Jane Lipsitz, executive producer of "Chef" and "Runway," is back in a position of competing against herself. This time, there's the added twist that she's leaving "Runway" when the series shifts to Lifetime next year.

"We're just so thrilled about both 'Top Chef' and 'Runway,' particularly 'Top Chef' since last year was the first year it was nominated," she said. "It's particularly meaningful for 'Runway' because we're finishing up our last season, so we're emotional about the show right now. Getting nominated for it is important and special."

For the second consecutive year, CBS' "Survivor" is notably absent from the competition series list. The snub is even more surprising this year as the veteran reality show's most recent cycle garnered strong critical praise.

"I'd be lying if I didn't admit that I was a little disappointed that 'Survivor' wasn't nominated," said the show's Jeff Probst, who picked up a nomination in the host category. "We're coming off two of our very best seasons."

The nominees for outstanding nonfiction series also are familiar. Discovery Channel's "Deadliest Catch," PBS' "American Masters," Bio's "Biography" and Bravo's "Inside the Actors Studio" all received nominations again this year.

Showtime's "This American Life" is the only newcomer, filling a spot vacated by Discovery's one-off miniseries "Planet Earth."

Outstanding reality program has a couple of new faces, with A&E's "Intervention" and Discovery's "Dirty Jobs" landing in the category for the first time, joining returning nominees ABC's "Extreme Makeover: Home Edition," Bravo's "Kathy Griffin: My Life on the D-List" and PBS' "Antiques Roadshow."

"Dirty Jobs" executive producer Craig Piligian said his expectations were so low that he didn't even know Emmy nominations were being announced Thursday.

"I'm pleased and excited and humbled by it; it's a good little show," Piligian said. "(Host) Mike Rowe works so hard for it. He gets hurt and bit and cut, and we're pleased the academy has responded to it."

Ryan Seacrest ("Idol"), Tom Bergeron ("Dancing"), Howie Mandel (NBC's "Deal or No Deal"), Heidi Klum ("Runway") and Probst ("Survivor") were the first inaugural nominees for host of a reality-competition series, the second major unscripted Emmy category added in the past six years as the reality TV field rapidly expands.

"I'm not about to try and shrug it off as no big deal," Probst said. "It kicks ass.
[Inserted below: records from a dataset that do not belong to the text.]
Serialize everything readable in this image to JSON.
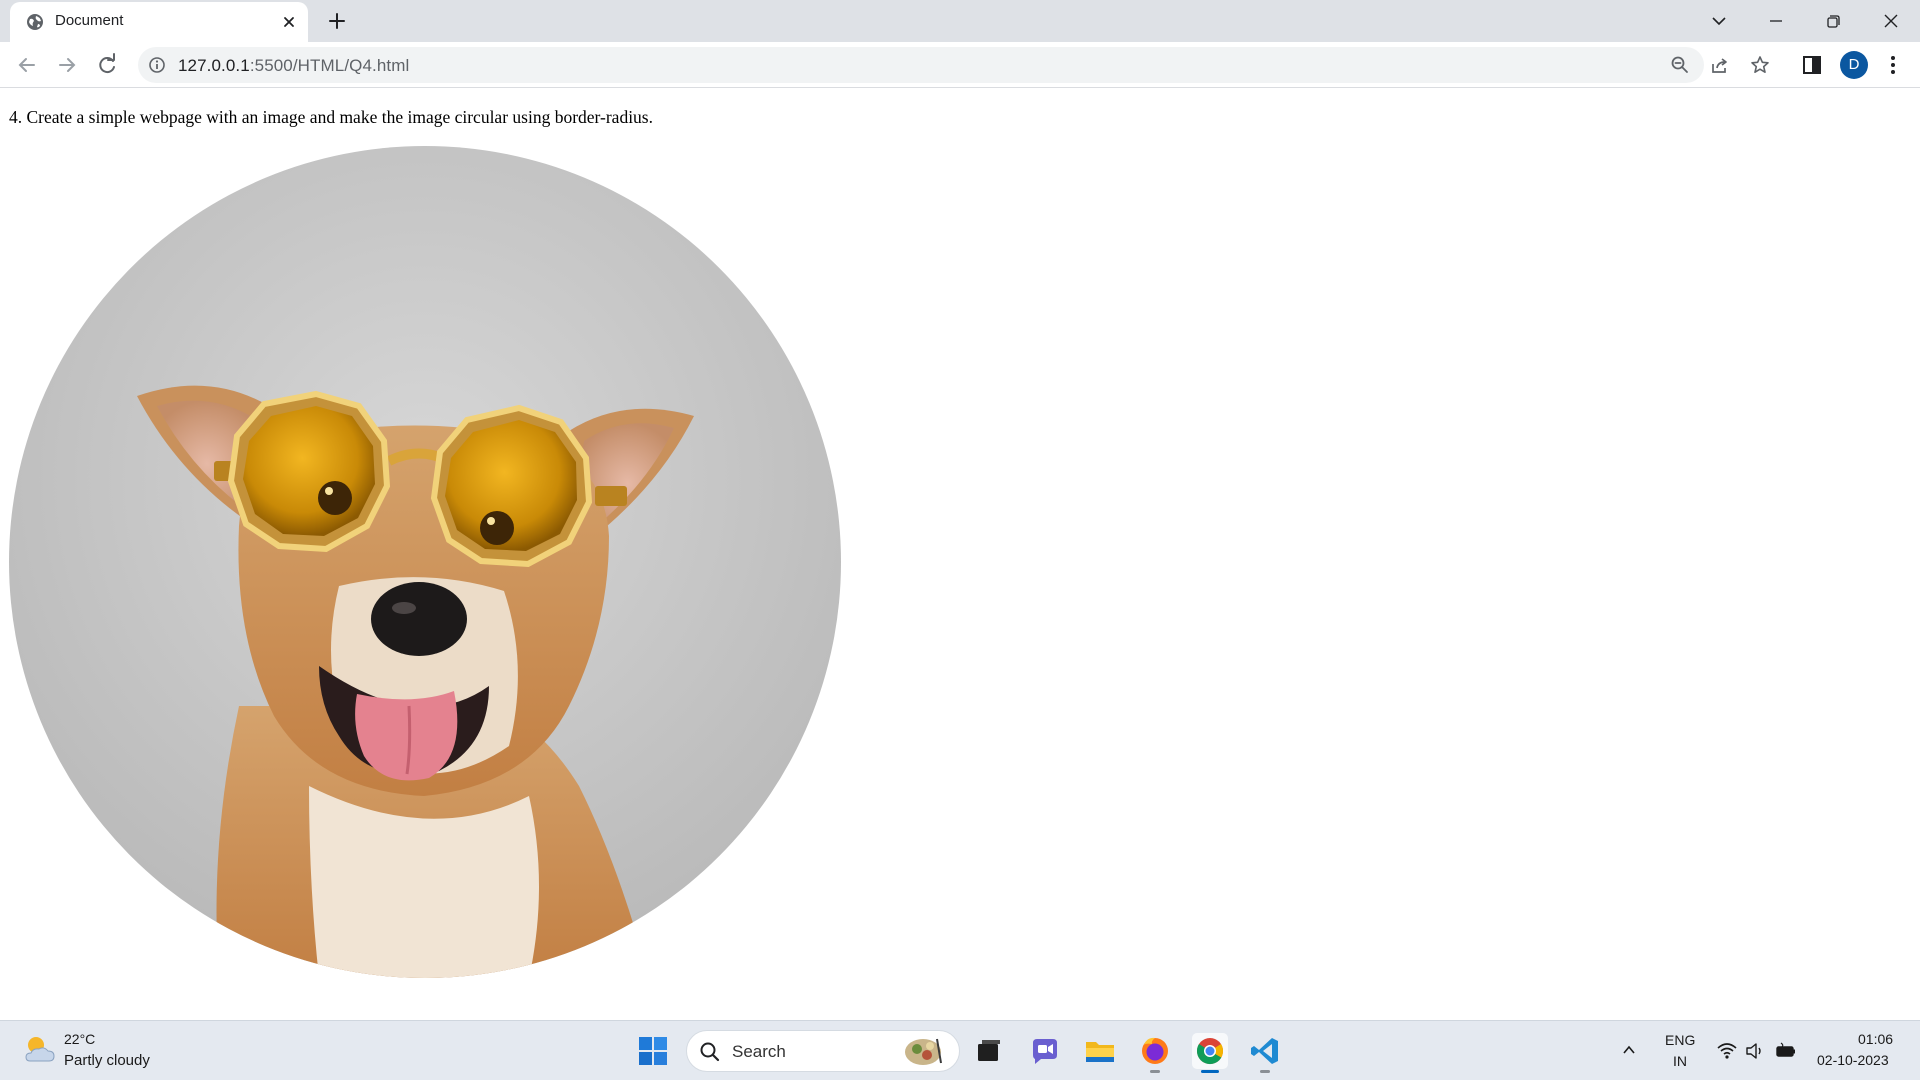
{
  "browser": {
    "tab": {
      "title": "Document",
      "favicon": "globe-icon"
    },
    "url": {
      "host": "127.0.0.1",
      "path": ":5500/HTML/Q4.html"
    },
    "profile_initial": "D"
  },
  "page": {
    "instruction": "4. Create a simple webpage with an image and make the image circular using border-radius.",
    "image": {
      "subject": "dog-wearing-yellow-sunglasses",
      "shape": "circle"
    }
  },
  "taskbar": {
    "weather": {
      "temp": "22°C",
      "desc": "Partly cloudy"
    },
    "search_label": "Search",
    "apps": [
      "task-view",
      "teams-chat",
      "file-explorer",
      "firefox",
      "chrome",
      "vscode"
    ],
    "tray": {
      "lang_top": "ENG",
      "lang_bottom": "IN"
    },
    "clock": {
      "time": "01:06",
      "date": "02-10-2023"
    }
  },
  "colors": {
    "tabstrip_bg": "#dee1e6",
    "omnibox_bg": "#f1f3f4",
    "avatar_bg": "#0b57a0",
    "taskbar_bg": "#e4e9f0",
    "accent": "#0067c0"
  }
}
There are a ton of really good hosts who weren't nominated, but I'm certainly delighted I was one of the ones selected."

Bergeron was more subdued.

"Even if my name had not been among the five nominees, I'm just pleased the category exists," he said.

Still, Bergeron already has worked up a strategy to beat the competition: "I'm going to have dimples put in to compete with Probst, shaving my head to compete with Howie, waxing my legs to compete with Heidi and cutting 20 years off my résumé to compete with Ryan."

Kimberly Nordyke contributed to this report.